SMS two-factor authentication is widely used by banking institutions. Obviously, this measure works better than a simple password, but it is not impenetrable. Security experts discovered 10 years ago how it can be circumvented when this security measure was gaining popularity recently.
The same goes for malware creators. That’s why bank Trojan developers easily violate single-use SMS passwords. Here’s how it works:
- a user opens an official banking app on his smartphone;
- a trojan detects which app is used and superimposes a fake copy on its interface (the fraudulent screen is the same as the real one);
- the victim enters the login credentials in the fake app;
- then the offenders request a financial transaction to their account;
- the trojan sends the user’s credentials to the criminals, who use them to log into the user’s real banking app;
What is two-factor authentication and where should you enable it? http://t.co/WSvDc9oSvb #passwords #privacy #security
- Kaspersky Lab (@kaspersky) June 9, 2014
- the victim’s phone receives an SMS with the disposable password;
- the trojan extracts the password from the SMS and sends it to the cybercriminals;
- he also hides the SMS from the user, because the victim is not aware of the ongoing operations until he checks his current account and transactions;
- The criminals use the intercepted password to confirm the transaction and receive the victim’s money.
It is no exaggeration to say that every modern banking Trojan knows how to circumvent two-factor authentication systems with SMS. In fact, malware creators have no other choice: since all banks resort to this security measure, Trojans have to be adapted.
Evolution of #Asacub trojan: from small fish to ultimate weapon – https://t.co/lLv0pY4lol #infosec #mobile #banking pic.twitter.com/gAM3zzy7aC
- Kaspersky Lab (@kaspersky) January 20, 2016
There are many illegal apps that can do this, more than you could imagine. In the past two months alone, our experts have published three detailed reports dedicated to three different families of malware.
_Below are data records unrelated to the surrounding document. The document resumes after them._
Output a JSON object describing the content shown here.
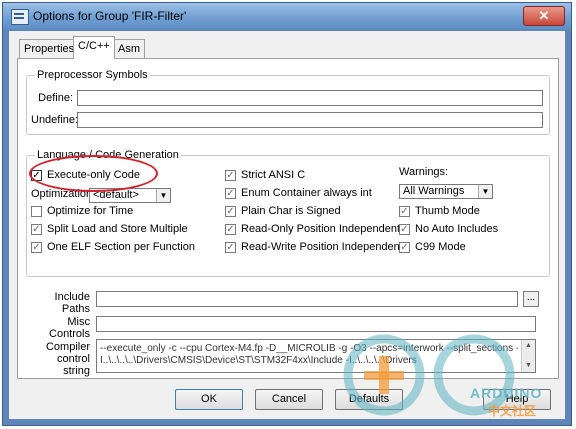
{
  "window": {
    "title": "Options for Group 'FIR-Filter'",
    "close_glyph": "✕"
  },
  "tabs": [
    {
      "label": "Properties",
      "active": false
    },
    {
      "label": "C/C++",
      "active": true
    },
    {
      "label": "Asm",
      "active": false
    }
  ],
  "preprocessor": {
    "group_label": "Preprocessor Symbols",
    "define_label": "Define:",
    "define_value": "",
    "undefine_label": "Undefine:",
    "undefine_value": ""
  },
  "language": {
    "group_label": "Language / Code Generation",
    "execute_only": {
      "label": "Execute-only Code",
      "checked": true
    },
    "optimization_label": "Optimization:",
    "optimization_value": "<default>",
    "col1": [
      {
        "label": "Optimize for Time",
        "checked": false
      },
      {
        "label": "Split Load and Store Multiple",
        "checked": true
      },
      {
        "label": "One ELF Section per Function",
        "checked": true
      }
    ],
    "col2": [
      {
        "label": "Strict ANSI C",
        "checked": true
      },
      {
        "label": "Enum Container always int",
        "checked": true
      },
      {
        "label": "Plain Char is Signed",
        "checked": true
      },
      {
        "label": "Read-Only Position Independent",
        "checked": true
      },
      {
        "label": "Read-Write Position Independent",
        "checked": true
      }
    ],
    "warnings_label": "Warnings:",
    "warnings_value": "All Warnings",
    "col3": [
      {
        "label": "Thumb Mode",
        "checked": true
      },
      {
        "label": "No Auto Includes",
        "checked": true
      },
      {
        "label": "C99 Mode",
        "checked": true
      }
    ]
  },
  "include_paths": {
    "label_line1": "Include",
    "label_line2": "Paths",
    "value": "",
    "browse_label": "..."
  },
  "misc_controls": {
    "label_line1": "Misc",
    "label_line2": "Controls",
    "value": ""
  },
  "compiler_control": {
    "label_line1": "Compiler",
    "label_line2": "control",
    "label_line3": "string",
    "line1": "--execute_only -c --cpu Cortex-M4.fp -D__MICROLIB -g -O3 --apcs=interwork --split_sections -I..\\Inc -",
    "line2": "I..\\..\\..\\..\\Drivers\\CMSIS\\Device\\ST\\STM32F4xx\\Include -I..\\..\\..\\..\\Drivers"
  },
  "buttons": {
    "ok": "OK",
    "cancel": "Cancel",
    "defaults": "Defaults",
    "help": "Help"
  },
  "watermark": {
    "text": "ARDUINO",
    "sub": "中文社区"
  },
  "colors": {
    "titlebar": "#6f9ed2",
    "highlight_ellipse": "#d4202a"
  }
}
Each one more fearful than the other!
Asacub : an espionage app that has evolved into a trojan and has learned to steal money from mobile banks.
Acecard : a very powerful trojan capable of overlapping the interfaces of almost 30 different banking apps . By the way, mobile malware is now dominating this trend: in the beginning, Trojans targeted an app from a certain bank or payment service, but now they manage to fake many apps at the same time.
Banloader : a cross-platform Trojan of Brazilian origin, capable of entering PCs and mobile devices simultaneously.
Android trump card: Acecard https://t.co/yHxyACMslU #banking pic.twitter.com/DmnUAOJvSM
- Kaspersky Lab (@kaspersky) February 22, 2016
As you can see, two-factor authentication is unable to protect you from banking Trojans. It has not been successful for many years, and now the situation is not improving. That’s why you need additional security measures.
The basic rule, useful but not 100%, is to install apps only from official stores. The point is that there have been enough cases where Trojans have succeeded with the Play Store or even the App Store .
That’s why the most reliable solution is to install a good antivirus on your mobile phone. You can start with the basic version of Kaspersky Internet Security . It’s free, although from time to time you have to scan the devices manually. The full version is better, because it catches viruses on the fly, but it’s payment.